I hope one day to be sufficiently convinced of the qualities of an individual or party to be able to vote for them but until a party or movement emerges which is brave enough to take on the liberal hegemony, I am set to continue the time honoured practice of spoiling my vote.

Email to Candidates

Dear XXX,

I believe that it important to use our right to vote in an informed and considered manner. Despite this belief however, I have long felt felt alienated by the British political system and its parties and therefore am inclined to register this dissatisfaction with a spoiled vote. As I feel unable to give positive assent to a particular party, I am willing to consider voting for an individual candidate based on their own convictions. In order to help me decide whether or not to vote for you in the upcoming election, please could you answer the following questions:

1) Had you been an MP in the previous parliamentary term, how would you have voted on

a) Abortion (Sex-Selection) Bill -
b) Human Fertilisation and Embryology (Mitochondrial Donation) Regulations 2015 -
c) Marriage (Same Sex Couples) Act 2013 -

2) If elected to parliament, how would you vote on the Assisted Dying Bill (, if it were to be presented?

Kind Regards,

Luke O'Sullivan


[2] Catechism of the Catholic Church, 898

Thursday, 2 April 2015

The Easter Triduum and the Synod on the Faimily

Today sees the start of the Easter Triduum, the liturgical celebration which begins on the evening of Maunday Thursday, continues with the remembrance of Good Friday and ends with Evening prayer on Easter Sunday. As it recalls the passion, death, burial and resurrection of Jesus it is, as Pope Francis has said "the apex of our liturgical year and it is also the apex of our lives as Christians". [1]

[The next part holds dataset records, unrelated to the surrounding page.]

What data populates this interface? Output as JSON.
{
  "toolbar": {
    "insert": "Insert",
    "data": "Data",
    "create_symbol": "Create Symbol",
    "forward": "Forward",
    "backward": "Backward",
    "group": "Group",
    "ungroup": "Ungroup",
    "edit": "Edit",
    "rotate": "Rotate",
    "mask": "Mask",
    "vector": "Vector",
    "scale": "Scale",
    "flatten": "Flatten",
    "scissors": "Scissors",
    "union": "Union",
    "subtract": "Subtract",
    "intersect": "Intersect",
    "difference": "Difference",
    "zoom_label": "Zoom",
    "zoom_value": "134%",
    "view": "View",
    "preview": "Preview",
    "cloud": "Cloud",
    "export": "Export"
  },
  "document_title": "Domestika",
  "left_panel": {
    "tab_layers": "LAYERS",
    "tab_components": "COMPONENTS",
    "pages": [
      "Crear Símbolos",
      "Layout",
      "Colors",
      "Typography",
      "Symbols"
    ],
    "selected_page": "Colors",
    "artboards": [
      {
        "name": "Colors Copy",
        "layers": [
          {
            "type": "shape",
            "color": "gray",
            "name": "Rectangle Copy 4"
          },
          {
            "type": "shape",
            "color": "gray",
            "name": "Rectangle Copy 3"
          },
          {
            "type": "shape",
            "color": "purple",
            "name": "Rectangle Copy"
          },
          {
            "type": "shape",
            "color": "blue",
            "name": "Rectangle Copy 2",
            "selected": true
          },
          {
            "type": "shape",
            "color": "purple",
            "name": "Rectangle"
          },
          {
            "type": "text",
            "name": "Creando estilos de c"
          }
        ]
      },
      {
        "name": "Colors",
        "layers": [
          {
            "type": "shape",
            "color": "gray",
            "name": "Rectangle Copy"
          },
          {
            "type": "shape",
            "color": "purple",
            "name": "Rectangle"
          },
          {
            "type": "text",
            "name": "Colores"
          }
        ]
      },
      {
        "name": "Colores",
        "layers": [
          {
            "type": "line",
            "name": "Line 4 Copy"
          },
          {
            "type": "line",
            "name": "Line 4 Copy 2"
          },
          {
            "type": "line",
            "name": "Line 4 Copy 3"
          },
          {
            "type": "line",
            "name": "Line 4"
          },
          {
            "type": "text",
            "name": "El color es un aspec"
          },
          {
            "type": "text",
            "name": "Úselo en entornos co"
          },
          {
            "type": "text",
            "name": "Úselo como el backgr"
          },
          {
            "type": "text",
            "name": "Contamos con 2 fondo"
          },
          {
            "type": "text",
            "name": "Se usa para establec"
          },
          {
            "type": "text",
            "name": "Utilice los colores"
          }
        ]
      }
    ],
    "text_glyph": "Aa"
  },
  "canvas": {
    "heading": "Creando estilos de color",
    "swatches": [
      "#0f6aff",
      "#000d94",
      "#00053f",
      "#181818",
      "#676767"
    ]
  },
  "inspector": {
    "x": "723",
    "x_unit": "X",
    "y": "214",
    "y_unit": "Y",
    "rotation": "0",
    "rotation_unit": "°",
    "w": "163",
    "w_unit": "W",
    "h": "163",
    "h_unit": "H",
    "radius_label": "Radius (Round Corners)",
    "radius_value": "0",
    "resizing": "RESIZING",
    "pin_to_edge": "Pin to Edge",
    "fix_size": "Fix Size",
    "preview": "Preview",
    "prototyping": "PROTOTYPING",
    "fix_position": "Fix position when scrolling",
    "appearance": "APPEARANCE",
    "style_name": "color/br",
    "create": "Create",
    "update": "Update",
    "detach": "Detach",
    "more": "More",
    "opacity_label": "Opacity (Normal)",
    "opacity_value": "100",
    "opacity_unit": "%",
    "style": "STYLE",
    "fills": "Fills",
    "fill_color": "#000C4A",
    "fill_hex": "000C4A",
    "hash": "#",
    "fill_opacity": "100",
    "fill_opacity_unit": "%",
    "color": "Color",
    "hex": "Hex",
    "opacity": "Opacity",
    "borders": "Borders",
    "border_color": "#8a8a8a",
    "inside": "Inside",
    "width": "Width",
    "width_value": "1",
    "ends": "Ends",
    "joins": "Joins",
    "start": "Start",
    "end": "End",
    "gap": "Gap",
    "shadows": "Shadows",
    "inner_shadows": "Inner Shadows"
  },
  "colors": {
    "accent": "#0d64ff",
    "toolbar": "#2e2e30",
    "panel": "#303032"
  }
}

The liturgy of the "great Mass" which begins with the institution of the Eucharist and Priesthood on Maunday Thursday, continues with the remembrance of the Passion at 3 O'Clock on Good Friday and ends with the celebration of the resurrection in the Easter Vigil is truly a work of art which cannot but touch one's soul and raise one's heart and mind to God. I look forward with anticipation to the beauty and hope that is contained in the great Easter Exultet.

To make the most of these great celebrations, I will be turning off my phone, closing my laptop and refraining from use of the television. I try to let secular concerns have as little influence on my life as possible during this period so all my reading will also be of a religious nature.

Before I enter this time of reflection, I would like to encourage you to offer your Easter observances for a successful outcome to the Synod on the Family which will take place later this year. It is painfully obvious that marriage and family life, even within the fellowship of the Church, is in dire need of support and reinvigoration. The great pastoral mission of the Church for families cannot be achieved by rejecting Christ's teachings on the nature of marriage - we need rather to rediscover the beauty of God's plan for mankind in this regard which finds it's ultimate template in the communion of the persons of the Trinity and the heavenly nuptial Mass of Christ and his bride, the Church. The Church also needs to be far better equipped for dealing with the consequences of marital and family breakdowns - it is the ultimate conduit of mercy and hope for those who suffer. In addition to healing those in the present, it also needs to look to the future. Young people need to be better equipped to deal with the responsibilities and trials of marriage and this will only be possible if they understand its beauty more fully and delve deeply into the graces it affords those who make the effort to life it faithfully.

The threat to this vision and to the unity of the church is very real. Confusion abounds and it is clear that there is a sizeable body of Cardinals and Bishops who dissent from Church teaching who are determined to push their agenda through at the Synod. Please consider reading @ccfather [2] and @otsota [3] to understand the gravity of what's at stake. Please also consider signing this petition [4] in support of our priests, families and Church.

I wish you a blessed Easter Triduum!